Great Lakes Brewery paved the way for other breweries to find their footprint in Cleveland’s beer-producing sector. There are currently 71 breweries in the Cleveland/Akron/Canton area. This number includes breweries that are currently under construction or will break ground this year. With the number of vacant lots and buildings going into the tens of thousands, it becomes difficult for the City of Cleveland and the Cuyahoga Land Bank to track how many breweries are in a space that was once a vacant building. In research conducted specifically for News 5, President of the Cuyahoga Land Bank Gus Frangos and his team of researchers categorized specific parameters to find out how many buildings would be suitable for a brewery. 

Prior to the research, the bank used three guidelines when gathering data: tax delinquency lists, auditor data, and property characteristics.  “Within those parameters, we looked at properties between 9,000-11,000 square feet of land or building, a tax delinquency over $1,000 and beyond a year, and properties only in Cleveland,” said Frangos. The results of the research concluded that 99 properties in Cleveland would be suitable for a brewery or another business.  Frangos explained there are many different factors as to why someone who would choose a vacant building as a location for a brewery.

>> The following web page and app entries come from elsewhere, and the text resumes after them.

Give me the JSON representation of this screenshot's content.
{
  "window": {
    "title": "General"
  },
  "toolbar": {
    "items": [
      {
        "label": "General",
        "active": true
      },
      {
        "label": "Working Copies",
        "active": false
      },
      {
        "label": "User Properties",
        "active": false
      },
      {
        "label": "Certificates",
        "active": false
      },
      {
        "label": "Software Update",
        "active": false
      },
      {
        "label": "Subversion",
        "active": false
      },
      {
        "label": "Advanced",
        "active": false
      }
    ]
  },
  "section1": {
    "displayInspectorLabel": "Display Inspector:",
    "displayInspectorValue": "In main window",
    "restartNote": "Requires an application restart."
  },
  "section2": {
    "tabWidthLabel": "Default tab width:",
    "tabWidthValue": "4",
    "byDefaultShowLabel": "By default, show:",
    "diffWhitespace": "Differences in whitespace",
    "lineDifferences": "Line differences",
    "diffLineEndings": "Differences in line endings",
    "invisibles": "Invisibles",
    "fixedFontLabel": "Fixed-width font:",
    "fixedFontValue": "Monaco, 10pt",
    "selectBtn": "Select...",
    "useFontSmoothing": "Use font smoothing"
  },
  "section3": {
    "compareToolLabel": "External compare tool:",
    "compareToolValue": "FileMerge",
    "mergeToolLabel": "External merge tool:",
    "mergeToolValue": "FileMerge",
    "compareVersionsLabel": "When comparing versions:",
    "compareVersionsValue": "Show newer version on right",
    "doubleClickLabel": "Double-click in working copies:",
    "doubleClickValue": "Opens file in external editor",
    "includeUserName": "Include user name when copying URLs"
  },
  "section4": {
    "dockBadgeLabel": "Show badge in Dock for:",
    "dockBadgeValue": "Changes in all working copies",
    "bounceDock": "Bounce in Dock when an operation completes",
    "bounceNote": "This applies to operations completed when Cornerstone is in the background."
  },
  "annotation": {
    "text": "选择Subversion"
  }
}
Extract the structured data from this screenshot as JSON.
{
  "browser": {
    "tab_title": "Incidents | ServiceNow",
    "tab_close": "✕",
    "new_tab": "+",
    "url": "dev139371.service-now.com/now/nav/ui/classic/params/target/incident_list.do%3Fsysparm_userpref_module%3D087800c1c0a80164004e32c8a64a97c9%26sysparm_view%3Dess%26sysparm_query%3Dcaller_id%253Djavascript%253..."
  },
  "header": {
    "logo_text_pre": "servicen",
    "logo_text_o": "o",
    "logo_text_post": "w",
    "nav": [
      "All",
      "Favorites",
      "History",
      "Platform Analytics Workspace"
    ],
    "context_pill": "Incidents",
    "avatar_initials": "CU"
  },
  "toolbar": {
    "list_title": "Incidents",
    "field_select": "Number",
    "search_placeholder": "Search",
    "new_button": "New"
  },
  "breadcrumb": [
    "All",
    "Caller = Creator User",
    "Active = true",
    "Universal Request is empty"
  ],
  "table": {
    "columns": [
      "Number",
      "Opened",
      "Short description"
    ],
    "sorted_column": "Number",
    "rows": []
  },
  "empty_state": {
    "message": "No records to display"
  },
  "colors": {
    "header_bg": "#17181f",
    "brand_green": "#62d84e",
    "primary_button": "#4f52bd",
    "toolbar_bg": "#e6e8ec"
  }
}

There are thousands of square feet of parcel land throughout the city and the county. Larger properties can potentially have poor market conditions, environmental issues or peculiar zoning issues. “There are a number of reasons why an entrepreneur would want to use a vacant building as a brewery,” said Frangos. “It could be because the cost of the building is low and space provides historical and physical charm. We did a raw analysis of the current state of vacant buildings. With the thousands of vacant buildings and lots throughout Cuyahoga alone, there are only so many that are suitable for a business.” The number of breweries reclaiming vacant buildings is on the rise with no signs of slowing down. In the beginning of this year, Masthead Brewing opened up in a former title bureau on Superior Avenue. The Working Class Brewery and Saucy Brew Works are two new breweries scheduled to open this summer. 

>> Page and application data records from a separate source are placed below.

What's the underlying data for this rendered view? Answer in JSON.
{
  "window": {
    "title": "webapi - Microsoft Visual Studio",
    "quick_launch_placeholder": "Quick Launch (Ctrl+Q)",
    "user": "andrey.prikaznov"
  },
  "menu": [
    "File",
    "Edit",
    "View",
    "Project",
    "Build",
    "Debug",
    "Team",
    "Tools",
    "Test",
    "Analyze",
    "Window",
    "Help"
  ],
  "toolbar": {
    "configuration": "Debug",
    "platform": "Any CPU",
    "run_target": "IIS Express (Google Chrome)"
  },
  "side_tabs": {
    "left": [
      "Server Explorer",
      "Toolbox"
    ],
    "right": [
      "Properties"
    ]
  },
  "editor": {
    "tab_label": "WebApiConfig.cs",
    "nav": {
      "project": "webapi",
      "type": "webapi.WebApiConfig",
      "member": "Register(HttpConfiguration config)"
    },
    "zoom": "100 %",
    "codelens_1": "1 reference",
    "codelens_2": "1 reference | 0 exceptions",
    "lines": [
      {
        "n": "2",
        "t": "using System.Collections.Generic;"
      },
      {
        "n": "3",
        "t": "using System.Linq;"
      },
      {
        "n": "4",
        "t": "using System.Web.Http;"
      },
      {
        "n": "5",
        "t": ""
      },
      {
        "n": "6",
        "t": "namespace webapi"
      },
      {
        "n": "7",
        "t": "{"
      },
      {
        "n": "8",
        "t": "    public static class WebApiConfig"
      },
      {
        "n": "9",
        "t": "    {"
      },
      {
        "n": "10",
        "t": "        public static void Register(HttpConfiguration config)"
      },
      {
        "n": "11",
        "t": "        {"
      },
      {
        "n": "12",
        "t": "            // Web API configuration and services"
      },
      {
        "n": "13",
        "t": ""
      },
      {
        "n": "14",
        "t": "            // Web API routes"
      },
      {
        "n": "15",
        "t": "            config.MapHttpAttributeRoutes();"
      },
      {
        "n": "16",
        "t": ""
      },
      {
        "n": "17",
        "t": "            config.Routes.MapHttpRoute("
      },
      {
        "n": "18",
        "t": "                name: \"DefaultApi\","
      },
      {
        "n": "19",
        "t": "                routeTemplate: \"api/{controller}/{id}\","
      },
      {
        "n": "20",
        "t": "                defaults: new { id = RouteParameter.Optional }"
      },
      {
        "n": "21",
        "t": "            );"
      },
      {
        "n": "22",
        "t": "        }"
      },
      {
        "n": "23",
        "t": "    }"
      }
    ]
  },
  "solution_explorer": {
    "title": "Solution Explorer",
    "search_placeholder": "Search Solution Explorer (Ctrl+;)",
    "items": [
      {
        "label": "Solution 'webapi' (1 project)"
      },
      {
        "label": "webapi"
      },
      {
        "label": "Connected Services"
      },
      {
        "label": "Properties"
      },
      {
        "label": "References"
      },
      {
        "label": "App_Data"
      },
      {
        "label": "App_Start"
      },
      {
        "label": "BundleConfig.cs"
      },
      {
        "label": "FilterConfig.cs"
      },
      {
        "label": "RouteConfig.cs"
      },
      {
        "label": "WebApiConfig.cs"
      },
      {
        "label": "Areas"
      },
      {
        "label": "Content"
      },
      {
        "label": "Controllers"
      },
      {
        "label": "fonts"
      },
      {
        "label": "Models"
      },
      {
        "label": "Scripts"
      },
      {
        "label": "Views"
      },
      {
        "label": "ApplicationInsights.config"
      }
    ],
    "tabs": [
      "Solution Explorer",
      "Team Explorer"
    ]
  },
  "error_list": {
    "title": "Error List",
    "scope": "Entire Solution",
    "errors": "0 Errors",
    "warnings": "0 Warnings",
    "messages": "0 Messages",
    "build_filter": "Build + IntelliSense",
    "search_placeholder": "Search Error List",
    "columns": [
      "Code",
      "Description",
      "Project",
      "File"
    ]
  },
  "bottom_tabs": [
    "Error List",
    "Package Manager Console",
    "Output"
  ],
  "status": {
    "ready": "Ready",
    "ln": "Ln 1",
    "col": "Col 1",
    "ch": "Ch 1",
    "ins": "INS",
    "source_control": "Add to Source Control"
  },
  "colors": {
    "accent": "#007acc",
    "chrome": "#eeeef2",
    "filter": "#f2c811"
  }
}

Eric Anderson has the vision to turn his skills as a certified beer maker and the 14,000 square foot Steelman Building on Detroit Avenue and West 29th in Ohio City’s up and coming Hingetown neighborhood.  He realizes the public may think Cleveland is already saturated with breweries and couldn’t possibly have room for another, but he politely pushes away naysayers. “I think it’s great that all these breweries are popping up and everyone is making different beers and everyone comes from different levels. Some went to school other learned homebrewing, that’s great,” Anderson said. “It’s kind of like Jimi Hendrix, no one taught him to play guitar.”  He notices the impact breweries are having on the city and sees them as having a positive economic impact in Cleveland. 

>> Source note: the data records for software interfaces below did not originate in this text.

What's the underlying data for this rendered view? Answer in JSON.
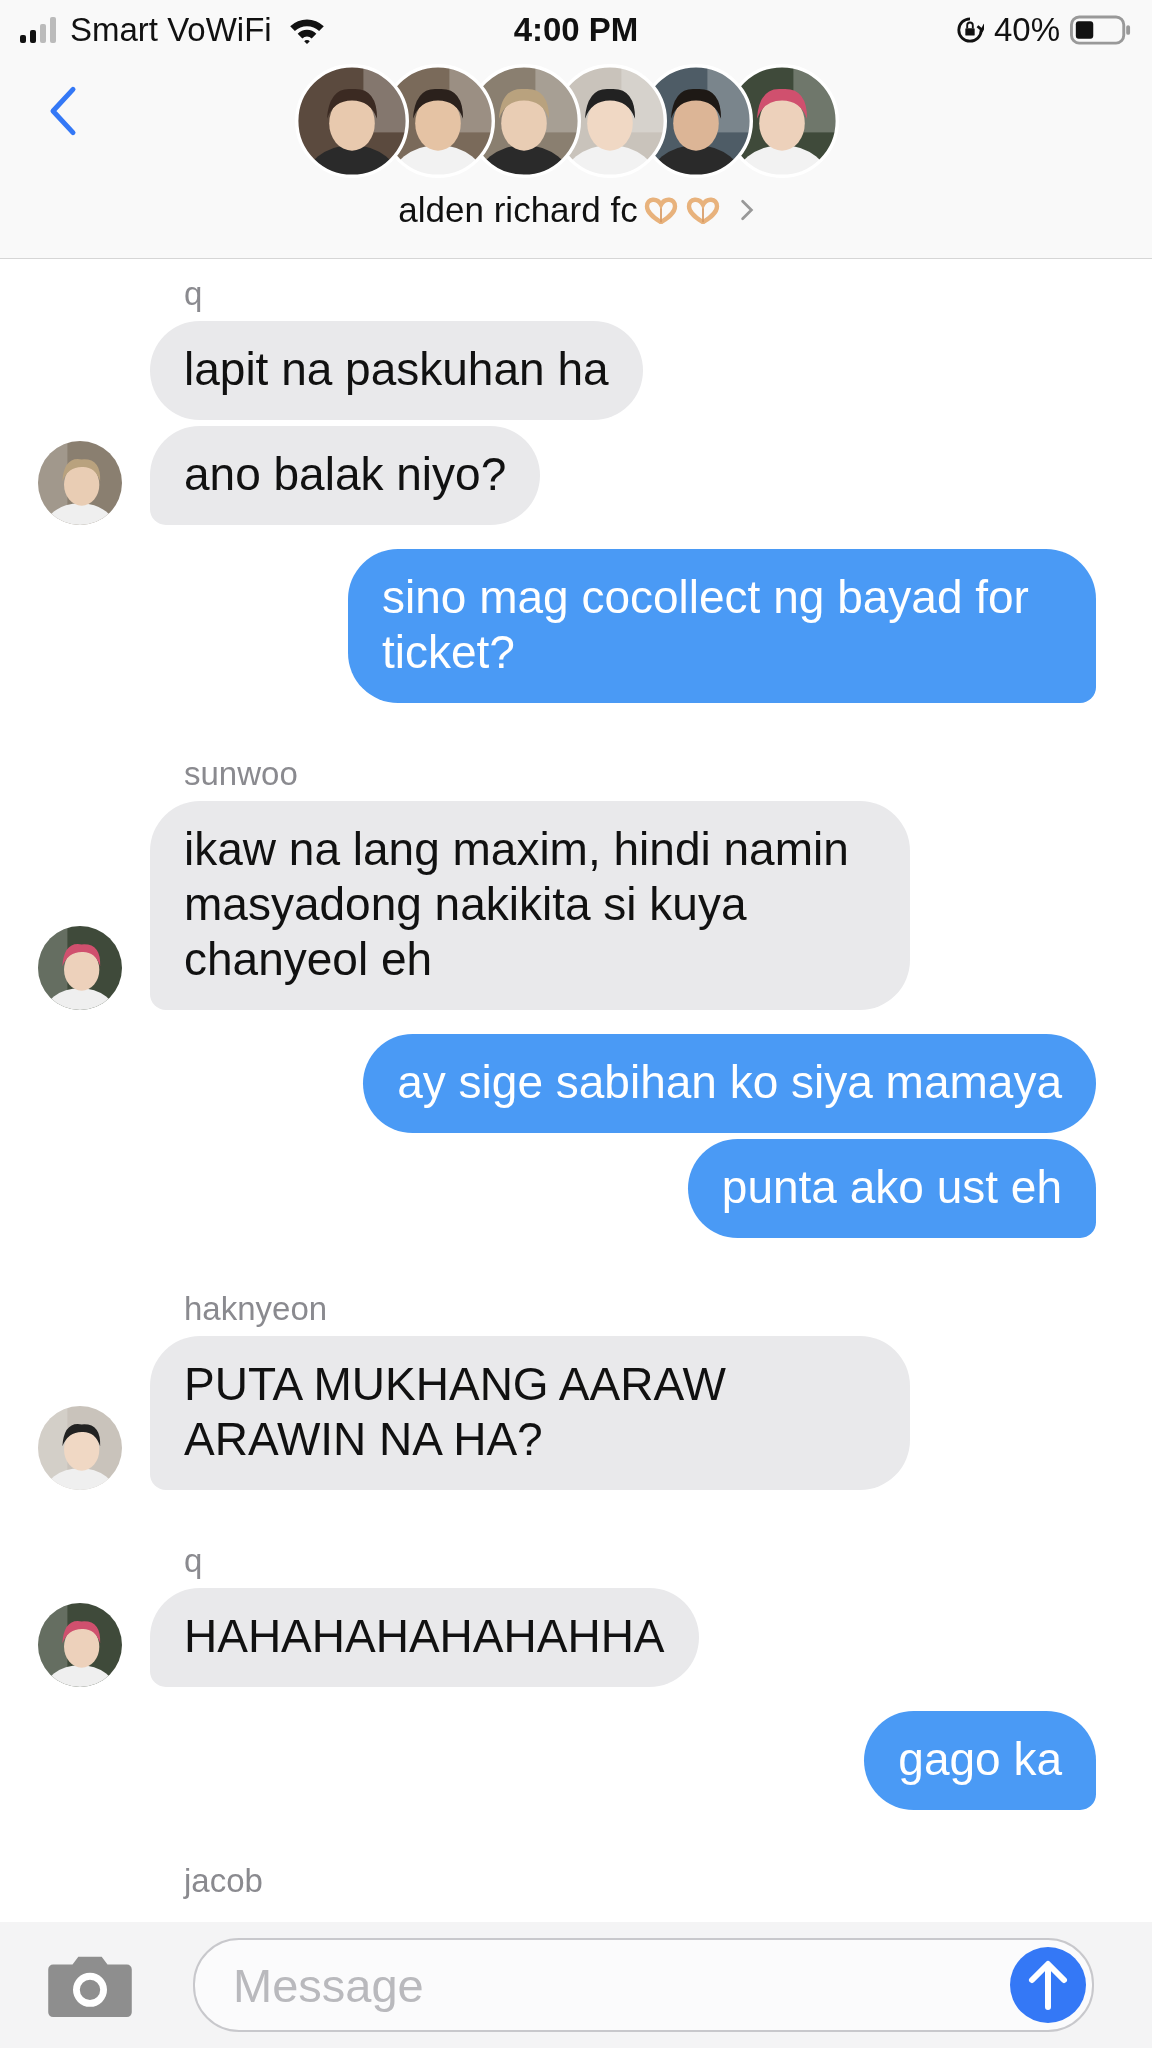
{
  "status_bar": {
    "carrier": "Smart VoWiFi",
    "time": "4:00 PM",
    "battery": "40%"
  },
  "header": {
    "title": "alden richard fc"
  },
  "messages": [
    {
      "kind": "name",
      "text": "q"
    },
    {
      "kind": "in",
      "text": "lapit na paskuhan ha",
      "tail": false
    },
    {
      "kind": "in",
      "text": "ano balak niyo?",
      "tail": true
    },
    {
      "kind": "out",
      "text": "sino mag cocollect ng bayad for ticket?",
      "tail": true
    },
    {
      "kind": "name",
      "text": "sunwoo"
    },
    {
      "kind": "in",
      "text": "ikaw na lang maxim, hindi namin masyadong nakikita si kuya chanyeol eh",
      "tail": true
    },
    {
      "kind": "out",
      "text": "ay sige sabihan ko siya mamaya",
      "tail": false
    },
    {
      "kind": "out",
      "text": "punta ako ust eh",
      "tail": true
    },
    {
      "kind": "name",
      "text": "haknyeon"
    },
    {
      "kind": "in",
      "text": "PUTA MUKHANG AARAW ARAWIN NA HA?",
      "tail": true
    },
    {
      "kind": "name",
      "text": "q"
    },
    {
      "kind": "in",
      "text": "HAHAHAHAHAHAHHA",
      "tail": true
    },
    {
      "kind": "out",
      "text": "gago ka",
      "tail": true
    },
    {
      "kind": "name",
      "text": "jacob"
    }
  ],
  "composer": {
    "placeholder": "Message"
  }
}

Anderson explains how the building space was a former machine shop that sat vacant for 15 years. It’s been two years of laughs, creative discussions, and trial and errors, but what hasn’t changed is a constant vision of what the space will be, which he credits photographic memory for always maintaining his vision. “It probably would have been easier to build a new building, but that is not the Cleveland way. It’s historic, let’s leave what we can and make it work.”